  3. Emancipation, Separate-But-Equal, and the Dawn of Protest. How did the Civil War Amendments answer the Dred Scott decision? What did Booker T. Washington and W.E.B. DuBois disagree about? Readings include Yick Wo. v. Hopkins, Plessy v. Fergkuson, Washington’s Atlanta Exposition speech, and selections from The Souls of Black Folk.
  4. The Exclusion of Non-whites. How did immigration laws affect the racial composition of the country? Readings include Lopez’s White By Law.
  5. The Civil Rights Movement.  How was the position of black Americans affected by the two world wars? Which branch of government proved to be most reliable in the advance of civil rights? Readings include Martin Luther King., Jr.’s “Letter from Birmingham Jail” and Taylor Branch’s Parting the Waters.
  6. The New Policy Regime. What did people expect to happen as a result of the new civil rights laws? How effectively did the new policies address discrimination in education, housing and other areas? Why, with so much apparent progress, was there so much frustration? Readings include the Civil Rights Act of 1964 and President Johnson’s 1965 Howard University speech.
  7. Comparisons. How do the experiences of black Americans compare with those of other groups – the internment of Japanese-Americans, and the “Caucasian cloak” that concealed discrimination against Mexican Americans? How does American race policy compare with that in other countries? Readings include Telles’ Race in Another America.
  8. Outcomes and Controversies. How much better off are African-Americans today than they were before the passage of the civil rights acts? How did affirmative action become such an important part of the policy debate?   Readings include Oliver and Shapiro’s Black Wealth, White Wealth.
  9. Forecasts and Policy Options. Where do we go from here? What are the alternative policy paths? What do past experiences tell us about current controversies over immigration and assimilation?
  10. Requirements and Expectations: Graduate students should be active participants in a process of discovery. My responsibilities include getting the conversation started, guiding students toward existing knowledge and points of view, and assessing students’ contributions to the class. I place great value on clear, concise writing and speaking, so students will be given ample opportunities to work on their communications skills. Course requirements include:

    1. Class attendance and participation – 20%
    2. Short paper about expectations for class – 10%
    3. Short memos based on weekly readings  – 10% each
    4. Two book review projects (briefings and papers); or one book review and one short research paper – 30% each

    Discussions about race can be intellectually stimulating; they also can be emotionally challenging. Some issues may turn out to be more complicated than they initially appear.

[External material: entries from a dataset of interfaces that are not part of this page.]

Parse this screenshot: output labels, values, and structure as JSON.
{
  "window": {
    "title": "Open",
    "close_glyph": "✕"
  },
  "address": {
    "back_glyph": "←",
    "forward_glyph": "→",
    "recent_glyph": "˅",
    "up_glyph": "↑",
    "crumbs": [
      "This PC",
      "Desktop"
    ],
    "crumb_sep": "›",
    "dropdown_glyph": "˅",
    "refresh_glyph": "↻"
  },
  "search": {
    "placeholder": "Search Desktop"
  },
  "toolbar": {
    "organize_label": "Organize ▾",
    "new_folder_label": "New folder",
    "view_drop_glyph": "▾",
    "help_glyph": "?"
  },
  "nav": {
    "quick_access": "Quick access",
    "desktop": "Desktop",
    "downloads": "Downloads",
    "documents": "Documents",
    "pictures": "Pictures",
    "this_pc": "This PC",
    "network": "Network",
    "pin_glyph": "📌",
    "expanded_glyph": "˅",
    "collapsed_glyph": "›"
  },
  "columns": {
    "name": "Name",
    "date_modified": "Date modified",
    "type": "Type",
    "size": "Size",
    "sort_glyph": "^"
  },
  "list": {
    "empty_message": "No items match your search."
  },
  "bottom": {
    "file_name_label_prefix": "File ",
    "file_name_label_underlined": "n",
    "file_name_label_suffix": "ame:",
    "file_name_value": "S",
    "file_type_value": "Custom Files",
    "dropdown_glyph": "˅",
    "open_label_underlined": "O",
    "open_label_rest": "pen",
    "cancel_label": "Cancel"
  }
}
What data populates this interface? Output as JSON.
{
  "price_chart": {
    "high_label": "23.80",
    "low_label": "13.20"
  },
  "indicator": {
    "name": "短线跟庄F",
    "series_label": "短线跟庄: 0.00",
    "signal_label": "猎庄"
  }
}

I expect us to show respect for one another’s views, to offer constructive criticism, and to observe high standards of academic integrity.

    Class Size: up to 15.